January 29, 2011 |  9:15 am

Portman It's Oscars season and feathers have been ruffled. While Darren Aronofsky’s ballet thriller, “Black Swan,” received five nods, terpsichorean talk has again turned to the issue of weight.

Best actress nominee Natalie Portman reportedly lost 20 pounds to sculpt a sleek body for the role, while New York City Ballet star Jenifer Ringer was called out last month by the New York Times dance critic for looking as if she’d “eaten one sugar plum too many” in a recent “Nutcracker” performance.

Ouch! The notion of body fascism -– placing a value on one’s physical appearance -– continues to rear its harsh head, more so now with the hit ballet movie drawing attention to the scale and the mirror, the double whammies that feed into the inherent narcissism of dance. Weighing in on the discussion, then, one wonders: Is it the critic’s job to judge the body or the performance?  Are they inextricably intertwined?  When does the aesthetic pronouncement become personal?

Body-critiquing in the arts is nothing new, though how the body is viewed has decidedly changed over the years.  Indeed, reactions to the packing on of pounds and other fleshly flaws can be charted back to at least the mid-18th century, when Paris Opera ballerina Marie Allard was relieved of her pointe shoes because frequent pregnancies had contributed to her excessive weight gain. 

To read my Arts & Books section essay on this hefty subject, including the notion that, to some extent, dance critics are all body fascists, click here.

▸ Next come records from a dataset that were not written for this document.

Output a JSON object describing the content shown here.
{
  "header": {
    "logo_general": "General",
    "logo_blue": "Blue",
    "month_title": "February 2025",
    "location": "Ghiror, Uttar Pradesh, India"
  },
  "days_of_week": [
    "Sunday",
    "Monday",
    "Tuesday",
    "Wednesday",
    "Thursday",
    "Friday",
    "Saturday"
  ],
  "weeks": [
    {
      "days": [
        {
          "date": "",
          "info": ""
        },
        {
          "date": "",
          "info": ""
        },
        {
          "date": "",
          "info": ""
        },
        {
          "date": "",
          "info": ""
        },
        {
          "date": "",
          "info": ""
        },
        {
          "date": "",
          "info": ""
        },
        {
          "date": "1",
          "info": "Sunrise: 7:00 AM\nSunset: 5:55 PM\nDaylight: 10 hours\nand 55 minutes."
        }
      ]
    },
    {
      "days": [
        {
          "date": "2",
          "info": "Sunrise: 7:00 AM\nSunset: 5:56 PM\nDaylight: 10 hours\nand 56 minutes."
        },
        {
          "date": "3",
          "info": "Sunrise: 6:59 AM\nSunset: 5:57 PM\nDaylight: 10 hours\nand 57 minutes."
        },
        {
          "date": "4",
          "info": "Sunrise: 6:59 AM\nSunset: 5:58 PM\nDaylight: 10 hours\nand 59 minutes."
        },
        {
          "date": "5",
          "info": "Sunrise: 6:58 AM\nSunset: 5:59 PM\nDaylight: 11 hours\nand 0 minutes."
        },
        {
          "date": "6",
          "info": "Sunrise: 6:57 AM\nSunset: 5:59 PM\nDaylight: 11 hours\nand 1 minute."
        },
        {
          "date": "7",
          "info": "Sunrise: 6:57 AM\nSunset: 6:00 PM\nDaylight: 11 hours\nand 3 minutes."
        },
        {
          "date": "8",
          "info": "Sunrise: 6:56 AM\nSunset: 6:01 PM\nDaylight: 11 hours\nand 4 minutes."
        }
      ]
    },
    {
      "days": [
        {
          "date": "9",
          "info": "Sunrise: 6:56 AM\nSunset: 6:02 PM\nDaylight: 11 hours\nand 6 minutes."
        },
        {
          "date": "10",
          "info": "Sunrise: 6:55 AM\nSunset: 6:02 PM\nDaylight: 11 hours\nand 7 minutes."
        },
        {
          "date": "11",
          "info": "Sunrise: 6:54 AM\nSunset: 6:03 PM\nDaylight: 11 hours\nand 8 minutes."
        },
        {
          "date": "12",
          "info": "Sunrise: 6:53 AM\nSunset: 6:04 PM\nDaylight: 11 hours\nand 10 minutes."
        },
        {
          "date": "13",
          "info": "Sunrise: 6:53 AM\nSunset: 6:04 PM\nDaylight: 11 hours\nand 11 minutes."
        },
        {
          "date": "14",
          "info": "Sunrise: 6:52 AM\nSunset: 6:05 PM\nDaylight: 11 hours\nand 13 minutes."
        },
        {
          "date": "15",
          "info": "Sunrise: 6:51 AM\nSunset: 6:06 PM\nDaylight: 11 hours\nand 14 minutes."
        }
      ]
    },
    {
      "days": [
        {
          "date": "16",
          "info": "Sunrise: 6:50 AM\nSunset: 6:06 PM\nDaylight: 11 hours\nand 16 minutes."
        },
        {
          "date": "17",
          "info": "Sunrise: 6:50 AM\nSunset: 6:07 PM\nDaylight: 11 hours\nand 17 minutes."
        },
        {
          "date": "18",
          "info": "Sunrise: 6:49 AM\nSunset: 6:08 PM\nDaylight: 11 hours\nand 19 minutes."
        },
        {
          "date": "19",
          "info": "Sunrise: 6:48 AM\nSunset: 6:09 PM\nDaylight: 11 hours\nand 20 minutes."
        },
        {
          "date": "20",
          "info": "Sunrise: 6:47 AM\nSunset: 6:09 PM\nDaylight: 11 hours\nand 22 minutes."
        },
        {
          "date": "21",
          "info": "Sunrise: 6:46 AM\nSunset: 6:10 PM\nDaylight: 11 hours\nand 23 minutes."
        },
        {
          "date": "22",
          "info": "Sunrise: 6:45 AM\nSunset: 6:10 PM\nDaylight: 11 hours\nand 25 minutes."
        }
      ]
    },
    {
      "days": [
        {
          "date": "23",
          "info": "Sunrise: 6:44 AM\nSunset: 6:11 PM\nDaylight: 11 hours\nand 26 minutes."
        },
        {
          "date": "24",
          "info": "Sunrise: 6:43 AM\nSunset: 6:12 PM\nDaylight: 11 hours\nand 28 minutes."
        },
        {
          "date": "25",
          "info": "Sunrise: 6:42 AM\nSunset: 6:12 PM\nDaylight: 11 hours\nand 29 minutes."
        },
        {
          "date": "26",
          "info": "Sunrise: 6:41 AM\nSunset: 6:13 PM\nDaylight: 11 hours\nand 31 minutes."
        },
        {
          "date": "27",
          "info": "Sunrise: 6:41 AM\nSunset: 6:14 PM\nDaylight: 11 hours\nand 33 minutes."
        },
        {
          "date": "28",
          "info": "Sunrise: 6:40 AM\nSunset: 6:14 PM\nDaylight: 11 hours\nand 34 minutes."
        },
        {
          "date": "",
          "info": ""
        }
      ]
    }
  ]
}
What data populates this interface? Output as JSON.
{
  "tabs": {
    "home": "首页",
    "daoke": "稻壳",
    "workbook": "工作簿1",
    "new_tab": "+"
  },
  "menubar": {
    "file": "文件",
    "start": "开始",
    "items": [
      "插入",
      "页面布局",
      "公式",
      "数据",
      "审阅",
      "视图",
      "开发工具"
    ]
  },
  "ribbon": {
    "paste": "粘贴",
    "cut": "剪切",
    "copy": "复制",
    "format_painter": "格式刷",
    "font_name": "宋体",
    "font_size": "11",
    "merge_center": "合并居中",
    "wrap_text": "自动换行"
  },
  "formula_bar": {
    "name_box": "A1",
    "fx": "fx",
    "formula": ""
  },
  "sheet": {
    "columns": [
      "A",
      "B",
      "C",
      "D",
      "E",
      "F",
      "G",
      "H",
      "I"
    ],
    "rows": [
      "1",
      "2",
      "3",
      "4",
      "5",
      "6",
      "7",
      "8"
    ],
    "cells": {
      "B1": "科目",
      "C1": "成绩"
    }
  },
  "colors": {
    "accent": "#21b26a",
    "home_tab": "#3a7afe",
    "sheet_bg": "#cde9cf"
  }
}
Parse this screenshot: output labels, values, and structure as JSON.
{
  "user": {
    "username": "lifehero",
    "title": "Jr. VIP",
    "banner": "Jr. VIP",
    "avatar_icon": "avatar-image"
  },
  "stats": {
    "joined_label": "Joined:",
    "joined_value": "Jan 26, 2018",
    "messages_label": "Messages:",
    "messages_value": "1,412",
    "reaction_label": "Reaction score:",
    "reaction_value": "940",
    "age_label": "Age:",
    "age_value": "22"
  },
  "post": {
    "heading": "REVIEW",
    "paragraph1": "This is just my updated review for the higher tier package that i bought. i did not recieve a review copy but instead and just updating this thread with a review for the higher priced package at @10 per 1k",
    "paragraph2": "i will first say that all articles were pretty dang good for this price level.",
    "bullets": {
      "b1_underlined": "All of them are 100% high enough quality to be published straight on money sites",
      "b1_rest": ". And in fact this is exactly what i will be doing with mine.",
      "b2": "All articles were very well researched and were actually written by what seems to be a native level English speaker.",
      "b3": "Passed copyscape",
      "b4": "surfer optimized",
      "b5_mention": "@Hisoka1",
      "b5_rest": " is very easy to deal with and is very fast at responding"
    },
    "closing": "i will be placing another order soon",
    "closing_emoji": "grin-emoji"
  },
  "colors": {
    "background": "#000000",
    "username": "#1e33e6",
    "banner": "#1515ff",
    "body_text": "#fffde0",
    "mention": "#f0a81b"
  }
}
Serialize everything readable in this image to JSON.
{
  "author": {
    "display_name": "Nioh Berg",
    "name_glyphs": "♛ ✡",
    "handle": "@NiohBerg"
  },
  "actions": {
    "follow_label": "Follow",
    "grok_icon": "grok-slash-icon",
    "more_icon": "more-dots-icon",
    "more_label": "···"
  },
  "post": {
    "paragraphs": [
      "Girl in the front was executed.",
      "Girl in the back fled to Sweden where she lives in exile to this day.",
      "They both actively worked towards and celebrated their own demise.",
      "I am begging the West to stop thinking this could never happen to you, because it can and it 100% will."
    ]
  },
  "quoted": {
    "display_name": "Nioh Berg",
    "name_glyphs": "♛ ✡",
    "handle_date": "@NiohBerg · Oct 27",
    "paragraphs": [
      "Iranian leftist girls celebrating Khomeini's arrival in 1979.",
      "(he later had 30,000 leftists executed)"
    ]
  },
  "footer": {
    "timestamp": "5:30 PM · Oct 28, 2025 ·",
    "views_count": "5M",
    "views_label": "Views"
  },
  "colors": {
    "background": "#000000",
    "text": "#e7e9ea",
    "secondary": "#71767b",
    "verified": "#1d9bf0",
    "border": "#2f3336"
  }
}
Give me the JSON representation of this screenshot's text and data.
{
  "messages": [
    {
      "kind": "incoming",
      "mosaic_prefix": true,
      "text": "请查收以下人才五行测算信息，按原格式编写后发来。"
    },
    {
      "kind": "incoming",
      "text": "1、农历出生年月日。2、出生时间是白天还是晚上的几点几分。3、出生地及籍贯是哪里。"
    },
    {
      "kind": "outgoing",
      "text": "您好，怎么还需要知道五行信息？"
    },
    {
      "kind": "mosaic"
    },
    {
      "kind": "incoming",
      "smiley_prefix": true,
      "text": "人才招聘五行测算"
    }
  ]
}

-- Victoria Looseleaf

Photo: Natalie Portman in "Black Swan." Credit: Fox Searchlight.